I personally do not own a grill but am lucky to share a rooftop community grill for my Downtown apartment building. It's fantstic to call "dibs" and gather friends for a sunset gathering. Last weekend on Memorial Day, upon receiving some swanky grilling goodies and tips from Longhorn Steakhouse, I planned a beautiful, doable meal of grilled shrimp skewers, filet, okra and brussels sprouts. You've got to try it!
Follow along for some tips to entitle yourself an official "grillmaster" in no time...
1. Prep your surface. Your grill should be hot (about 500 degrees) and cleaned with a wire brush. Place your hand three inches above the grates, and count to three. If you need to pull your hand away before you hit “three,” it’s ready.

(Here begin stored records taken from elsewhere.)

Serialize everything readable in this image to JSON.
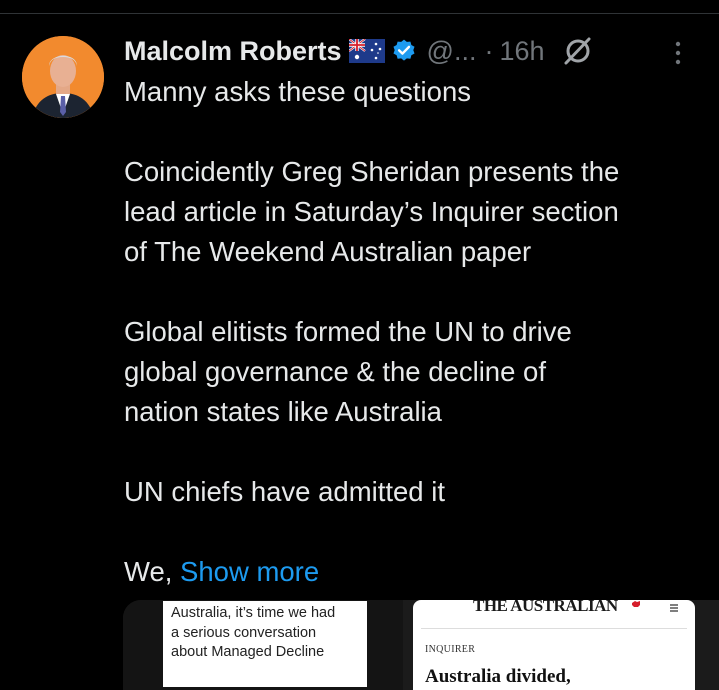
{
  "colors": {
    "background": "#000000",
    "text": "#e7e9ea",
    "secondary": "#71767b",
    "link": "#1d9bf0",
    "verified": "#1d9bf0",
    "avatar_bg": "#f28a2e"
  },
  "tweet": {
    "author_name": "Malcolm Roberts",
    "flag_icon": "australia-flag-icon",
    "verified_icon": "verified-badge-icon",
    "handle": "@...",
    "separator": "·",
    "timestamp": "16h",
    "grok_icon": "grok-icon",
    "more_icon": "more-vertical-icon",
    "body": {
      "p1": "Manny asks these questions",
      "p2": [
        "Coincidently Greg Sheridan presents the",
        "lead article in Saturday’s Inquirer section",
        "of The Weekend Australian paper"
      ],
      "p3": [
        "Global elitists formed the UN to drive",
        "global governance & the decline of",
        "nation states like Australia"
      ],
      "p4": "UN chiefs have admitted it",
      "p5_prefix": "We, ",
      "show_more": "Show more"
    }
  },
  "media": {
    "left_card": [
      "Australia, it’s time we had",
      "a serious conversation",
      "about Managed Decline"
    ],
    "right_card": {
      "brand": "THE AUSTRALIAN",
      "section": "INQUIRER",
      "headline": "Australia divided,"
    }
  }
}
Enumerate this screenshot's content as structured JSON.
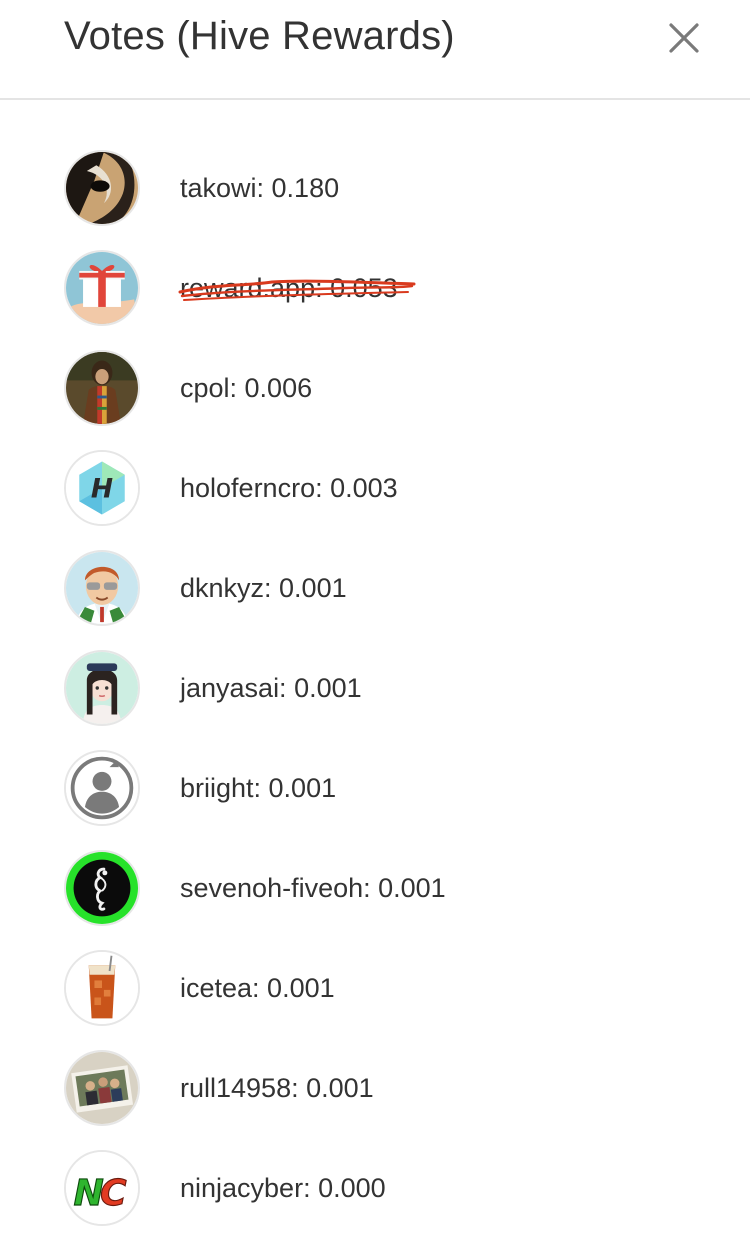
{
  "header": {
    "title": "Votes (Hive Rewards)",
    "close_icon": "close-icon"
  },
  "votes": [
    {
      "user": "takowi",
      "value": "0.180",
      "text": "takowi: 0.180",
      "avatar": "takowi-avatar"
    },
    {
      "user": "reward.app",
      "value": "0.053",
      "text": "reward.app: 0.053",
      "avatar": "gift-avatar",
      "struck": true
    },
    {
      "user": "cpol",
      "value": "0.006",
      "text": "cpol: 0.006",
      "avatar": "cpol-avatar"
    },
    {
      "user": "holoferncro",
      "value": "0.003",
      "text": "holoferncro: 0.003",
      "avatar": "hexagon-h-avatar"
    },
    {
      "user": "dknkyz",
      "value": "0.001",
      "text": "dknkyz: 0.001",
      "avatar": "cartoon-man-avatar"
    },
    {
      "user": "janyasai",
      "value": "0.001",
      "text": "janyasai: 0.001",
      "avatar": "cartoon-girl-avatar"
    },
    {
      "user": "briight",
      "value": "0.001",
      "text": "briight: 0.001",
      "avatar": "default-user-avatar"
    },
    {
      "user": "sevenoh-fiveoh",
      "value": "0.001",
      "text": "sevenoh-fiveoh: 0.001",
      "avatar": "seahorse-avatar"
    },
    {
      "user": "icetea",
      "value": "0.001",
      "text": "icetea: 0.001",
      "avatar": "iced-tea-avatar"
    },
    {
      "user": "rull14958",
      "value": "0.001",
      "text": "rull14958: 0.001",
      "avatar": "photo-avatar"
    },
    {
      "user": "ninjacyber",
      "value": "0.000",
      "text": "ninjacyber: 0.000",
      "avatar": "nc-logo-avatar"
    }
  ],
  "colors": {
    "title": "#333333",
    "text": "#333333",
    "divider": "#e4e4e4",
    "scribble": "#d93a1e"
  }
}
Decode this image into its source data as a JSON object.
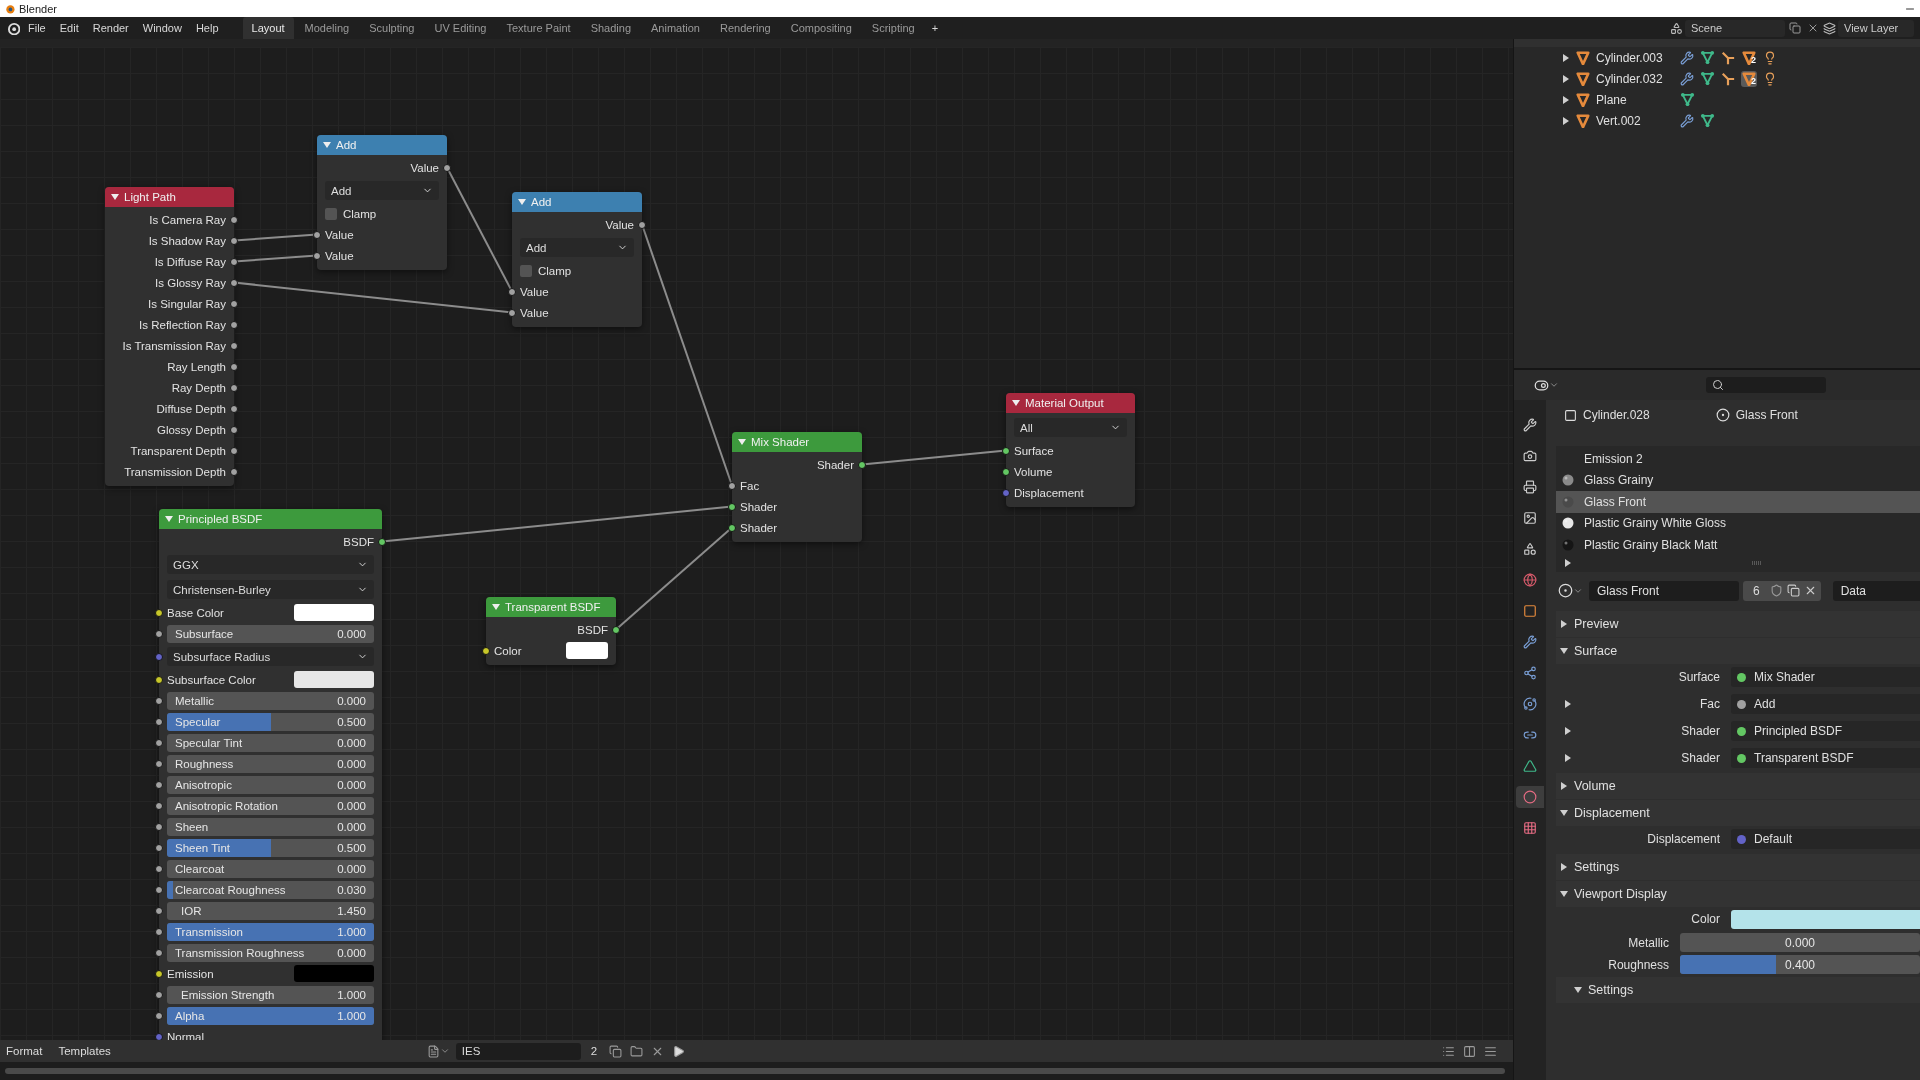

2. Prevent sticking. Before you put anything on your grill, rub the grates with an old wash cloth dipped in a small amount of oil. Use your tongs to handle the washcloth so that you don’t risk burning your hand.
3. Get in the zone. If you’re working with a large gas grill, create cooking “zones” by keeping one section at a lower temperature. As your meat and vegetables start to cook through, you can move them to a cooler area to slow down the process.
4. Tools of the trade. Keep everything you need within reach: metal spatula, heavy duty metal tongs, a good grill brush and a small squirt bottle (used to douse any flare-ups).
5. Select fresh proteins and vegetables. If you’re planning to serve steak, filets, sirloins and ribeyes are best on the grill – just be sure they’re fresh, never frozen.
6. Boldly season. Don’t be shy when seasoning your steak! Go bold. For an at-home rub, try “The Big 4” – salt, pepper, granulated onion powder and granulated garlic powder.
7. Sear-in diamond marks. Searing locks in flavor, as well as creates those great grill marks synonymous with summer. Grill your steak for 2-3 minutes on one side, then give it a quarter turn. Flip and repeat.
8. Test for doneness. With a meat thermometer, steaks should be at minimum 120-130 degrees if you like it rare, and up to 170 degrees, if you prefer your steak well-done.
9. Handle with tongs. Only use tongs to touch your meat. Poking with a fork to rotate or pull it from the grill will let the juices and flavor out.
10. Give it a rest. Make sure you let your steaks and other proteins rest for 2-3 minutes before serving. This will allow the juices to settle back into the meat, resulting in optimal flavor.
Tips provided by Longhorn Steakhouse's executive chefs. Thank you for supporting our sponsors!